To the person that feels this way about Christianity (even though they more often than not won’t verbalize it like that), I guess I’d ask the same question back in return – is it worth all the fuss? This life, that is. The Bible suggests that this life is 70 or 80 years, but that the next life (whether in heaven or hell) is eternal. Think about that timeframe comparison. This life is a blink in a movie, it’s an atom in a galaxy, it’s a tear in an ocean compared to the next one. Don’t get me wrong, this life is important, but if the Bible is right about afterlife, then the most important thing for me in this life is to responsibly prepare for the next one. And the laws of wise investment suggest I should not put all my eggs in this troubled and temporary world’s basket. Does so much dedication to happiness at all costs and “living in the now” really seem worth it in the big picture of life, when you properly include the notion of eternal existence?
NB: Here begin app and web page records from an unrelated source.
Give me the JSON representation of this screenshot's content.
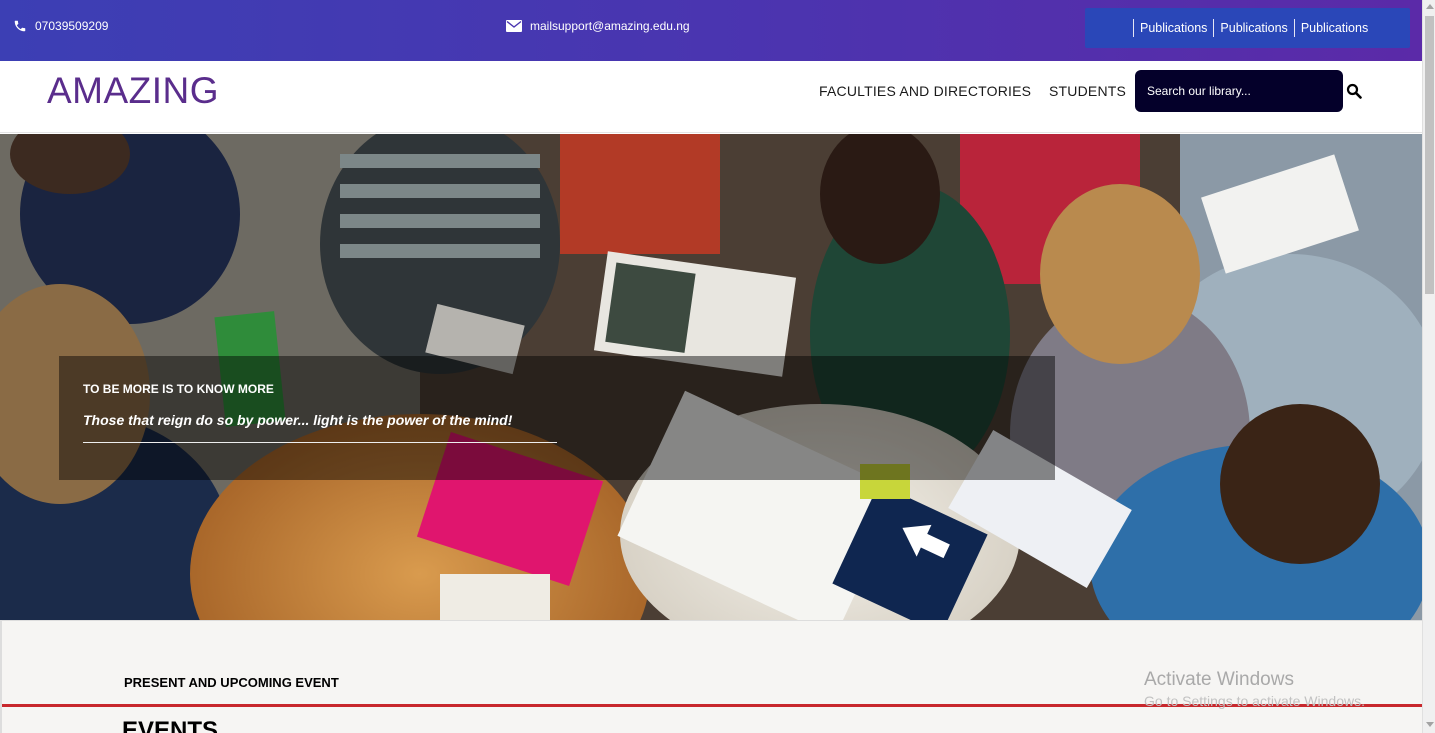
{
  "topbar": {
    "phone": "07039509209",
    "phone_icon": "phone-icon",
    "email": "mailsupport@amazing.edu.ng",
    "email_icon": "envelope-icon",
    "publications": [
      "Publications",
      "Publications",
      "Publications"
    ]
  },
  "navbar": {
    "logo": "AMAZING",
    "items": [
      "FACULTIES AND DIRECTORIES",
      "STUDENTS"
    ],
    "search_placeholder": "Search our library...",
    "search_icon": "magnifier-icon"
  },
  "hero": {
    "heading": "TO BE MORE IS TO KNOW MORE",
    "subtitle": "Those that reign do so by power... light is the power of the mind!"
  },
  "events": {
    "section_label": "PRESENT AND UPCOMING EVENT",
    "title": "EVENTS"
  },
  "watermark": {
    "line1": "Activate Windows",
    "line2": "Go to Settings to activate Windows."
  },
  "colors": {
    "topbar_start": "#3c3fb4",
    "topbar_end": "#5b2aa8",
    "publications_bg": "#2a47b8",
    "logo": "#5a2d8c",
    "search_bg": "#04002a",
    "accent_rule": "#c8282d"
  }
}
Jesus makes a strong statement towards dedicating ourselves to an eternal perspective in Matthew 6:19-21 “Do not store up for yourselves treasures on earth, where moth and rust destroy, and where thieves break in and steal. But store up for yourselves treasures in heaven, where moth and rust do not destroy, and where thieves do not break in and steal. For where your treasure is, there your heart will be also.” Jesus is essentially saying here, “This place (earth) is so temporary. And it can be painful, disappointing, and disenchanting. Is this really all that you want to live for, especially when living in it leads to eternal sadness? Follow me and I’ll show you what life is all about. We’ll live like kings in the treasures of heaven.” And how do we go about “storing up” these heavenly treasures? A good starting point is probably to start dedicating ourselves to not worrying so much about the earthly ones. Think bigger. Think better. Believe that Jesus took your sins away on the cross. Allow his love and will to have a home in your heart. Know that gold medals are earthly glory, but that a Golden Jerusalem, heavenly glory, is what God has in store for you.